The Asian Small-Clawed Otter (Amblonyx cinereus) is the smallest otter in the world. It is also called the Oriental Small-Clawed Otter. They are related to the weasel.
They have slender long and flexible bodies with dark grey-brown fur, with lighter patches on the face and neck. Otters have two types of fur: long, stout guard hairs and short, fine undercoat hairs, which looks velvety.
Asian Small-Clawed Otters have flat heads and thick necks. Their eyes are located at the front of their head. The ears are small and rounded and have a valve that enables them to be closed when the otters swim underwater.
They have short legs, which are used to swim, walk, groom and manipulate prey. Asian Small-clawed Otters have partially-webbed limbs and more nimble fingers than other otters.
It is semi-aquatic, living part of their lives in water, unlike other otters that spend most of their time in water.
Unlike most otters, the Asian Small-Clawed Otter uses its forepaws to catch prey instead of using their mouths. They are excellent hunters, swimming along the surface of the water, looking for crustaceans, such as crabs and shrimp. They can dive down and catch their prey with their front paws, that have small, blunt, peg-like claws. That’s why they are called Small-Clawed Otters. They return to land to feed.
They also feed on insects and small fish, or rodents and snakes.
They grow to about 70 centimetres (28 inches), whereas the Giant Otter grows to 1.7 meters (65 inches). Their tail is about 30 centimetres (12 inches).
They live is social groups, with males and females bonding for life. Females have about 1-6 babies a year. Females are pregnant for 60-64 days, before giving birth to babies, called pups.
Pups are altricial – born blind and helpless. They open their eyes after about 40 days, and by three months of age they can swim.
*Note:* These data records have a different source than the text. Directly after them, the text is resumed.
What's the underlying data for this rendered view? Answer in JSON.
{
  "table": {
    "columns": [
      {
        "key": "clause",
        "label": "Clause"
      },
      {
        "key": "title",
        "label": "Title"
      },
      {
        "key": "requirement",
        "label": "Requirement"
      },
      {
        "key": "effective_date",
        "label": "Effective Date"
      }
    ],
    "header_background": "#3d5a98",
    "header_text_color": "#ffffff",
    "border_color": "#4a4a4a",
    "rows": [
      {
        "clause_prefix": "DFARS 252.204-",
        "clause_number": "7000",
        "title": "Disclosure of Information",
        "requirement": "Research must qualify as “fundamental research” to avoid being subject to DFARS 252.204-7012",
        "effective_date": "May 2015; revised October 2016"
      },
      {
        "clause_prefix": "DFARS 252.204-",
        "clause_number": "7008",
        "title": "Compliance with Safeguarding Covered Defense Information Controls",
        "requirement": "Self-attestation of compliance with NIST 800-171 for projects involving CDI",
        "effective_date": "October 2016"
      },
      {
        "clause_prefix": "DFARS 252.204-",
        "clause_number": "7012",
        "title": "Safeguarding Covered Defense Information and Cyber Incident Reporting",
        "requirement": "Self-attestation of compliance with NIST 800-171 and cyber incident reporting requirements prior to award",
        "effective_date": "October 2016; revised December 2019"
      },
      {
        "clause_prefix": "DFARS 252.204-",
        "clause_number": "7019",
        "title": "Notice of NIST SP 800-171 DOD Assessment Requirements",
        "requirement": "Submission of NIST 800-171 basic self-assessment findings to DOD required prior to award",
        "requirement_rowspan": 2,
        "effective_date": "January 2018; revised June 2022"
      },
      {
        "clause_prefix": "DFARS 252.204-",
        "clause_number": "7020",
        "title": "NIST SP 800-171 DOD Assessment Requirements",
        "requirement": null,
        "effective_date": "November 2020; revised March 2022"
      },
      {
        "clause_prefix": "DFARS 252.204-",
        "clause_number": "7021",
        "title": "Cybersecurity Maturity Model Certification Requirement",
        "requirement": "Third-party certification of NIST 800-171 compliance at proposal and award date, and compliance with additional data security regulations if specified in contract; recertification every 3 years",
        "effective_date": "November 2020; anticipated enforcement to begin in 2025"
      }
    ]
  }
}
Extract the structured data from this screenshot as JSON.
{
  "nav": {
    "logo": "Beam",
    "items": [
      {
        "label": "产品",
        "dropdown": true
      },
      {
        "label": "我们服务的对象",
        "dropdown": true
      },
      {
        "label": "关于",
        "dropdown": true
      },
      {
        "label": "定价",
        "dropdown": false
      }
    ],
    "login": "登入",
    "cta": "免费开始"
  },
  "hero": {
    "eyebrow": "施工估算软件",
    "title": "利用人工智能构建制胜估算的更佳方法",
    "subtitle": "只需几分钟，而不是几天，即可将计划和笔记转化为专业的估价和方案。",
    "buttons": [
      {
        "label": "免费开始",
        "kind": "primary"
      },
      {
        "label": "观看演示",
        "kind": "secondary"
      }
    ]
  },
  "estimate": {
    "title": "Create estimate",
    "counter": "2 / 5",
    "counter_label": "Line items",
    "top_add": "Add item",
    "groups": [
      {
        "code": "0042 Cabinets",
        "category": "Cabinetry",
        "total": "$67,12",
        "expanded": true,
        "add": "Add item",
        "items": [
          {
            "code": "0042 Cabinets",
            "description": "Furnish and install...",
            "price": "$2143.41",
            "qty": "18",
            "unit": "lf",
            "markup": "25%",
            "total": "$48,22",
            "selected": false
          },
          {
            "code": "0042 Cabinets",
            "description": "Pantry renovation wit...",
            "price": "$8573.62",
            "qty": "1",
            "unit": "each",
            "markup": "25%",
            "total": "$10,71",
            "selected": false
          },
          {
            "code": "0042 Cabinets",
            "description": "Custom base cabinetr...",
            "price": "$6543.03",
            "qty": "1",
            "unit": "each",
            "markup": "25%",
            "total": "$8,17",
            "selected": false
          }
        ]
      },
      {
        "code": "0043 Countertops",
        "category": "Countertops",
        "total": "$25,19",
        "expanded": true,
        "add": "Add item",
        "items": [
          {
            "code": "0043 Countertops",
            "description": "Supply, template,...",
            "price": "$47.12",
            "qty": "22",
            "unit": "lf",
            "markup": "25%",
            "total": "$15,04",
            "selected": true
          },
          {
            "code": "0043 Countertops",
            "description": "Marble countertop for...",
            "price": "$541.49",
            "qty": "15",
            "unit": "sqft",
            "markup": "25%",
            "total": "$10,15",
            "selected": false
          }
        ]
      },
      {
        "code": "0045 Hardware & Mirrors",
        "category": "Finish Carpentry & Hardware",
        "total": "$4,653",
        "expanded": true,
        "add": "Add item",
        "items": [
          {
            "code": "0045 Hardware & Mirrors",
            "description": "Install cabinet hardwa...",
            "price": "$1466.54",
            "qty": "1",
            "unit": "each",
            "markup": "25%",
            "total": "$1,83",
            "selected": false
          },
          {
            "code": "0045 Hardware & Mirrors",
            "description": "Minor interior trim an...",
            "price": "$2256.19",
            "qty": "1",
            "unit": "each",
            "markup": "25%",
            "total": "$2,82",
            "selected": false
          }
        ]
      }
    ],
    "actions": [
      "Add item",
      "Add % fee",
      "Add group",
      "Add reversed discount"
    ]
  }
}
Pups stay with their mother until the next litter is born.
The life span of Asian Small-Clawed Otters is around 11 to 16 years.
They are found in mangrove swamps and freshwater wetlands in northwest India to southeast Asia.
Photographer: Martina Nicolls
Martina Nicolls: SIMILAR BUT DIFFERENT IN THE ANIMAL KINGDOM